» **INSTRUCTIONS TO FOLLOW**
Count every line in the data below where the word "title" appears, then state only that count.

Component data from apps and pages:
────────────────

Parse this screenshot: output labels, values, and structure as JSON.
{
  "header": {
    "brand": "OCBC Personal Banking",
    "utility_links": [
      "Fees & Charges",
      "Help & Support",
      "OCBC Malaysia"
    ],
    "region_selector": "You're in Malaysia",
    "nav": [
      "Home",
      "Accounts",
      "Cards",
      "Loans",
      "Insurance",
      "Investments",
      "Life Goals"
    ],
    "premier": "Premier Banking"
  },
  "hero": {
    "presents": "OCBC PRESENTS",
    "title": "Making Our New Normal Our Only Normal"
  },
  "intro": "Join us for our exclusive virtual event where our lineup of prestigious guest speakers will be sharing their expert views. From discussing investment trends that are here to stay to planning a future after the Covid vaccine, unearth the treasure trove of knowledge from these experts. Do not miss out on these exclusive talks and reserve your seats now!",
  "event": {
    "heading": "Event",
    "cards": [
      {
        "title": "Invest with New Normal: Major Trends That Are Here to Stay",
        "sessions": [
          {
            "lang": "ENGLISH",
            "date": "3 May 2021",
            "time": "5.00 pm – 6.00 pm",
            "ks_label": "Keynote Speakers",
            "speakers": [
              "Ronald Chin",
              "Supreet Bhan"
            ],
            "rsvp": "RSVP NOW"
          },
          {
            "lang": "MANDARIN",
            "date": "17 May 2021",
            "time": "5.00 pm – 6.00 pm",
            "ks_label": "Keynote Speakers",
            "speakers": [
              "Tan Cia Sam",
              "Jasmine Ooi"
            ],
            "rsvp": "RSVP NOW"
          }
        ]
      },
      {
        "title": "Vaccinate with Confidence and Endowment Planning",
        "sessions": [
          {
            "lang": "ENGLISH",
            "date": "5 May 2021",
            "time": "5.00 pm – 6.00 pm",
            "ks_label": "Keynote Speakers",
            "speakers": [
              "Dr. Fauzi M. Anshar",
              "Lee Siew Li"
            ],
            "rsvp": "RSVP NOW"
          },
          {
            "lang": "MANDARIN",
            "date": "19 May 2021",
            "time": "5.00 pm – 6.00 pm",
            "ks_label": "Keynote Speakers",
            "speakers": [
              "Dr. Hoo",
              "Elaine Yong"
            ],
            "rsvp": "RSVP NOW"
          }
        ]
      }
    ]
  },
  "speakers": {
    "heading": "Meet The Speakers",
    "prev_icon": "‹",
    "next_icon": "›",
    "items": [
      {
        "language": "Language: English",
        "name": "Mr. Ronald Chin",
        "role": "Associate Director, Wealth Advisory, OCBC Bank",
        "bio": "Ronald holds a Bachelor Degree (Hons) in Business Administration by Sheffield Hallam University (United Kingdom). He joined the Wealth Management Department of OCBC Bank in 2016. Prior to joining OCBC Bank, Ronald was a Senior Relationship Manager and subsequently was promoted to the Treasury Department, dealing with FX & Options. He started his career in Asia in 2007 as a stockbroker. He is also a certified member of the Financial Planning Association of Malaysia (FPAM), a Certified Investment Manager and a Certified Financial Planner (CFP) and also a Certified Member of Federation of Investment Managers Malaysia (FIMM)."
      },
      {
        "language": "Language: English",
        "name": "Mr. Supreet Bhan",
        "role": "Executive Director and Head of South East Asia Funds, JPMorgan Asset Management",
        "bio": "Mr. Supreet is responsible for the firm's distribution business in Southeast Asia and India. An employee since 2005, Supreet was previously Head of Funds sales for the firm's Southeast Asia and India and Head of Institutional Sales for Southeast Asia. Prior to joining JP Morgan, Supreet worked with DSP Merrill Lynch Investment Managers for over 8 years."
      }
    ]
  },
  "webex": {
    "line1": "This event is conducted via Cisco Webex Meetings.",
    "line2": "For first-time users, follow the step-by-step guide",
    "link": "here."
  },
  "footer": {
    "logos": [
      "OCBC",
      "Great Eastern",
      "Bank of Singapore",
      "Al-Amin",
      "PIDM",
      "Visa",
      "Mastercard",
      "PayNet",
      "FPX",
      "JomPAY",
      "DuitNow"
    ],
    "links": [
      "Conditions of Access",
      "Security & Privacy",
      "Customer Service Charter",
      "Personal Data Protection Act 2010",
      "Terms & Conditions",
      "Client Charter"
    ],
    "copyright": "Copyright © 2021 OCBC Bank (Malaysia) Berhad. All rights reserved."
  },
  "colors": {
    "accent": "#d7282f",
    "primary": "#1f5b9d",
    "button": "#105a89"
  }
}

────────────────

» **YOUR RESPONSE**
3